▶ What you have to do
Only the lines that include "JSON" should be copied from the data below.

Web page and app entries
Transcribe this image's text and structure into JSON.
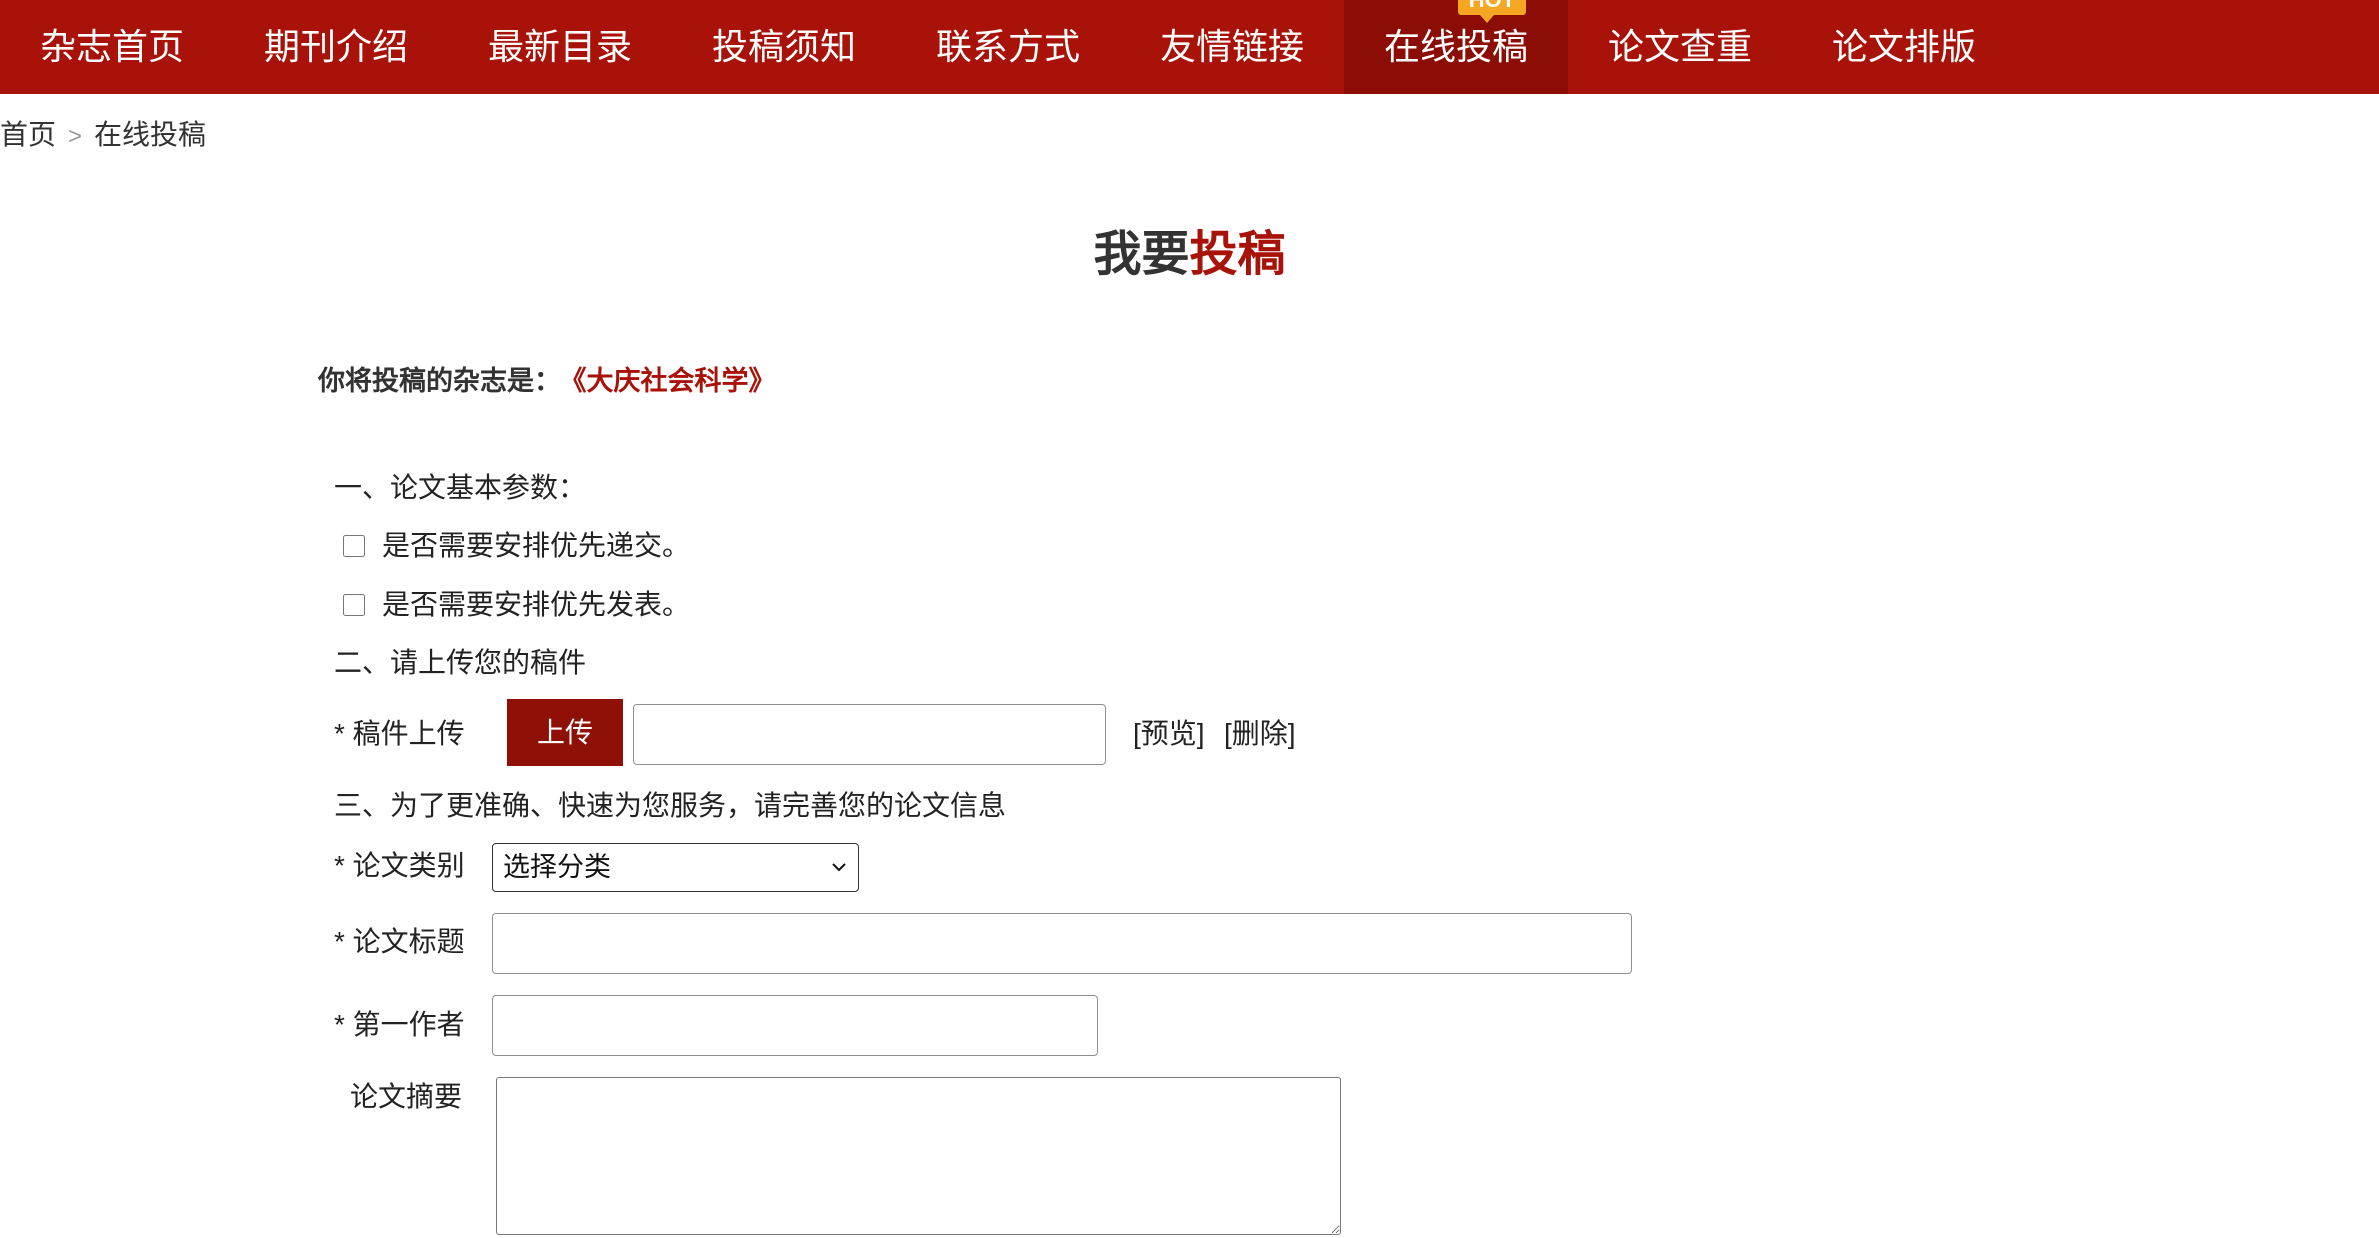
{
  "nav": {
    "items": [
      {
        "label": "杂志首页"
      },
      {
        "label": "期刊介绍"
      },
      {
        "label": "最新目录"
      },
      {
        "label": "投稿须知"
      },
      {
        "label": "联系方式"
      },
      {
        "label": "友情链接"
      },
      {
        "label": "在线投稿"
      },
      {
        "label": "论文查重"
      },
      {
        "label": "论文排版"
      }
    ],
    "hot_badge": "HOT"
  },
  "breadcrumb": {
    "home": "首页",
    "separator": ">",
    "current": "在线投稿"
  },
  "title": {
    "part1": "我要",
    "part2": "投稿"
  },
  "journal": {
    "prefix": "你将投稿的杂志是：",
    "name": "《大庆社会科学》"
  },
  "section1": {
    "heading": "一、论文基本参数：",
    "options": [
      {
        "label": "是否需要安排优先递交。",
        "checked": false
      },
      {
        "label": "是否需要安排优先发表。",
        "checked": false
      }
    ]
  },
  "section2": {
    "heading": "二、请上传您的稿件",
    "upload_label": "* 稿件上传",
    "upload_button": "上传",
    "preview_link": "[预览]",
    "delete_link": "[删除]"
  },
  "section3": {
    "heading": "三、为了更准确、快速为您服务，请完善您的论文信息",
    "category_label": "* 论文类别",
    "category_selected": "选择分类",
    "title_label": "* 论文标题",
    "author_label": "* 第一作者",
    "abstract_label": "论文摘要"
  },
  "colors": {
    "brand_red": "#a81208",
    "active_red": "#8c0d05",
    "button_red": "#8f1006",
    "badge_orange": "#f5a623"
  }
}
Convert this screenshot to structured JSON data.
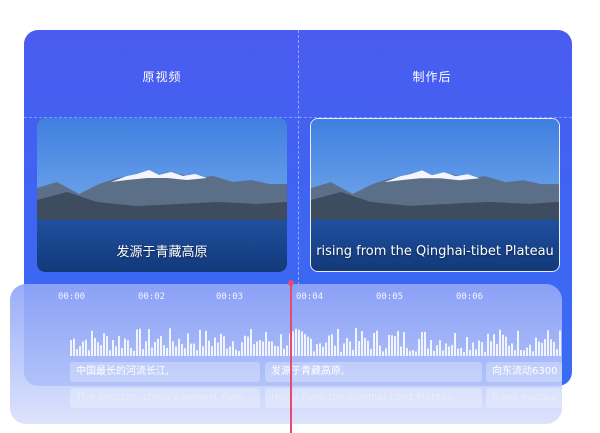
{
  "header": {
    "original_label": "原视频",
    "processed_label": "制作后"
  },
  "preview": {
    "original_subtitle": "发源于青藏高原",
    "processed_subtitle": "rising from the Qinghai-tibet Plateau"
  },
  "timeline": {
    "ticks": [
      "00:00",
      "00:02",
      "00:03",
      "00:04",
      "00:05",
      "00:06"
    ],
    "cues_zh": [
      "中国最长的河流长江,",
      "发源于青藏高原,",
      "向东流动6300"
    ],
    "cues_en": [
      "The Yangtze, china's longest river",
      "rising from the Qinghai-tibet Plateau,",
      "flows eastwa"
    ]
  },
  "colors": {
    "panel": "#4a5cf0",
    "playhead": "#e74a6f"
  }
}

▶ Result below
Transcribe this image's text and structure into JSON.
Convert this screenshot to structured JSON data.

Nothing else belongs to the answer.